One of the best tactics is to create a realistic video of how your product performs and what it looks like in real life. This can help potential customers better understand and gauge your products – which is especially important in eCommerce.

If you offer services, a great strategy could be including some kind of a “before and after” video or image sequence to show prospects how your services work and what they could achieve. This could be a great idea for local service providers like plumbers or contractors.

10. Encourage User-Generated Content

User-generated content is when people who aren’t affiliated with your brand share content about your brand. Besides being able to drive a lot of awareness around your brand, this can be an excellent strategy for the bottom of your marketing funnel as it helps to improve trust and reveal your products in real life (as mentioned in the point above).

You can generate user-generated content through things like social giveaways or challenges. When you do generate this content, try to share it across your marketing channels.

When a prospect sees other people promoting your brand or sharing their experiences with your brand, there’s a better chance they will convert into a paying customer.

You could also explore working with micro-influencers to generate this kind of content. Even if it’s a paid promotion, prospects tend to trust brands more when they see other influential people they trust promoting them.

user generated content example

Bottom-of-Funnel Content Ideas

You may have a blog or a YouTube channel where you publish content. While all of your content might be published in the same place, it’s still important that you publish different types of content for the bottom of the funnel.

To help you out, here are some of the best lower-funnel content ideas that you could use:

  • Case studies from existing customers
  • Product or service reviews or comparisons within your niche
  • Webinars featuring your product in action
  • Detailed videos of your product in use or your service offering

Basically, you’re trying to push your prospects into making a purchase decision while they’re at the very end of the buying journey. You’re not trying to create content that informs and educates. Instead, you want to create content that inspires, motivates, and helps customers take action.

Customer Retention Strategies

When we talk about lower-funnel marketing ideas, we should also consider the retention stage of the marketing funnel. Remember, your marketing funnel is not only focused on driving new sales but also on retaining your existing customers.

Here are some of the best strategies you can utilize to do this:

  • Email marketing: To send regular communications with customers, keep them up to date with your brand, and offer any relevant promotions they might be interested in.
  • Social media: To keep customers engaged with your brand and what you offer. This will help them stay up-to-date with news, updates, and promotional offers that your brand runs.
  • Loyalty offers: Offering special discounts or promotions to existing customers for their loyalty is always a great idea. Imagine a loyalty card at your local coffee shop or an offer of free shipping for returning customers. These are effective loyalty ideas.


Your marketing strategy should be broken down into different tactics that you use on customers as they progress through your marketing funnel. To turn those prospects into paying customers, you’ll need to make sure you apply the right bottom-of-funnel strategies.

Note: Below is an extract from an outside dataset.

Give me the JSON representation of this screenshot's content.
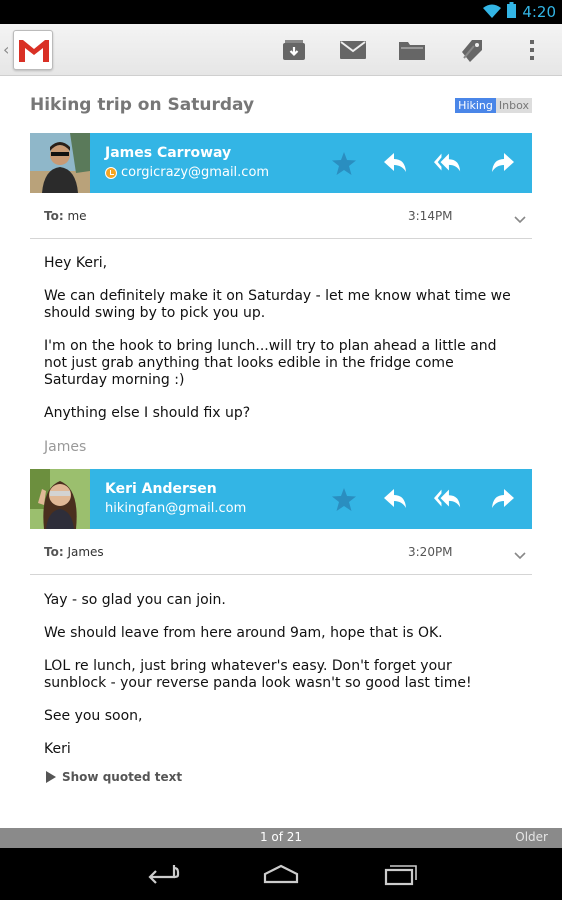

The tactics above are some of the most effective strategies that any kind of business can use. By targeting the right people at the right time with the right content, you should be able to drive a lot more sales for your business.

Related Content